| RECORDS |
□ □ □ □ □ □ □

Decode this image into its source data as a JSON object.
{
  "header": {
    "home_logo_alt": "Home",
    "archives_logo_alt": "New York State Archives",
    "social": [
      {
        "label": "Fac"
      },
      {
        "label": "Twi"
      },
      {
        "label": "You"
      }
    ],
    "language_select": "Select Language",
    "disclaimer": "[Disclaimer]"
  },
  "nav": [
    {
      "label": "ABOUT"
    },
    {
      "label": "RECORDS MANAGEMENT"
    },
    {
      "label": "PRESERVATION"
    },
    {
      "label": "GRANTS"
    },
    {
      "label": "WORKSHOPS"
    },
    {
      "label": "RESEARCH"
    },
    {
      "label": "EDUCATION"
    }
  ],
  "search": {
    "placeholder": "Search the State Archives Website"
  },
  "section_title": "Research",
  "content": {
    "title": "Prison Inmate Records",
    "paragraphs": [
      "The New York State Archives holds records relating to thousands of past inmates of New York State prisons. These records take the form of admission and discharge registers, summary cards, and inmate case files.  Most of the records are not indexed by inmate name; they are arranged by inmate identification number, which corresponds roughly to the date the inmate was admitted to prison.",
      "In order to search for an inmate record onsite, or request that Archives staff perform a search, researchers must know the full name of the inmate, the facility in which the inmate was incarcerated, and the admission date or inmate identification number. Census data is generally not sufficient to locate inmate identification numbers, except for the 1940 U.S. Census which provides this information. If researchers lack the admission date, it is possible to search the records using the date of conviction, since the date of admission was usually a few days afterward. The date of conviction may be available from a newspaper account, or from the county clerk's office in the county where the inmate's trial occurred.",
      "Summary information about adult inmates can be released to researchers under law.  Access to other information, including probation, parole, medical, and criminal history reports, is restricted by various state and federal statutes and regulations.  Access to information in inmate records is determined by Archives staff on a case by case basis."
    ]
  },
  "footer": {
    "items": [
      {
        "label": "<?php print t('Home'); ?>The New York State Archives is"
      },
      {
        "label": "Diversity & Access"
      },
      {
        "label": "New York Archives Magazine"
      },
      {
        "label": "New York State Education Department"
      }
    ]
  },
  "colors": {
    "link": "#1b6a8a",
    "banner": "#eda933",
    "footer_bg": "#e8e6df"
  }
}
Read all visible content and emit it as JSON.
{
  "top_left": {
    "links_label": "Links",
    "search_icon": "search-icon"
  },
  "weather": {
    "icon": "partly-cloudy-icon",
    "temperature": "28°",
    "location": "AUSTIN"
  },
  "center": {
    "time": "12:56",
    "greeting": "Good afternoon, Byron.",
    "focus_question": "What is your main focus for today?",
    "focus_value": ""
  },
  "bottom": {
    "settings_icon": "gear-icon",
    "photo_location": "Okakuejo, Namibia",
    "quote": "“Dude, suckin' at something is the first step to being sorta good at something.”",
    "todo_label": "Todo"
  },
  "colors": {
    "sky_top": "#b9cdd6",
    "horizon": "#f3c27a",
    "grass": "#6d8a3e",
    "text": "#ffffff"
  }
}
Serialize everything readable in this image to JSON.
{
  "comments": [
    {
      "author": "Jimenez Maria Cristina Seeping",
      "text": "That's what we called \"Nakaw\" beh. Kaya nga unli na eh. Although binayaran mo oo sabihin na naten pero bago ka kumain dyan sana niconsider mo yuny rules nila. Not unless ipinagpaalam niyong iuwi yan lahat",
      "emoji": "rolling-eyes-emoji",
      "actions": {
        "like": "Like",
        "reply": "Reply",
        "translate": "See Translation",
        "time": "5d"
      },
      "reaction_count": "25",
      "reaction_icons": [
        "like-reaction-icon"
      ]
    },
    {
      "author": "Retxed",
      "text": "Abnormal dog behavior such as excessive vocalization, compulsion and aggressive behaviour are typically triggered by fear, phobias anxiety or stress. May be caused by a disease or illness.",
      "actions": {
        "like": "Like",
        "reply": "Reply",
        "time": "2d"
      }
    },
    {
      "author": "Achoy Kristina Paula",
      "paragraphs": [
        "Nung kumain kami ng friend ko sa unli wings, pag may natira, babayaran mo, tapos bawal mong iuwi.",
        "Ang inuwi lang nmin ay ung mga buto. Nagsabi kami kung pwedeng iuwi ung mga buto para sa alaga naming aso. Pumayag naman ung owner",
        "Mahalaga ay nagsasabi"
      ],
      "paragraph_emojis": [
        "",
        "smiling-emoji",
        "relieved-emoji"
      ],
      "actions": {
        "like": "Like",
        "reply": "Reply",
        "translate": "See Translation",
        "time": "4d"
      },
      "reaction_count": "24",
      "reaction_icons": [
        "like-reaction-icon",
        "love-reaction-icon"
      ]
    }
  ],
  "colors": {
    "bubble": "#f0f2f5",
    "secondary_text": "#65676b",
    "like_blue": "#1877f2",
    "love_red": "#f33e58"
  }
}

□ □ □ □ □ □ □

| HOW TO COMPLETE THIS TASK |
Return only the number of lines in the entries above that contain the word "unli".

| ANSWER AREA |
2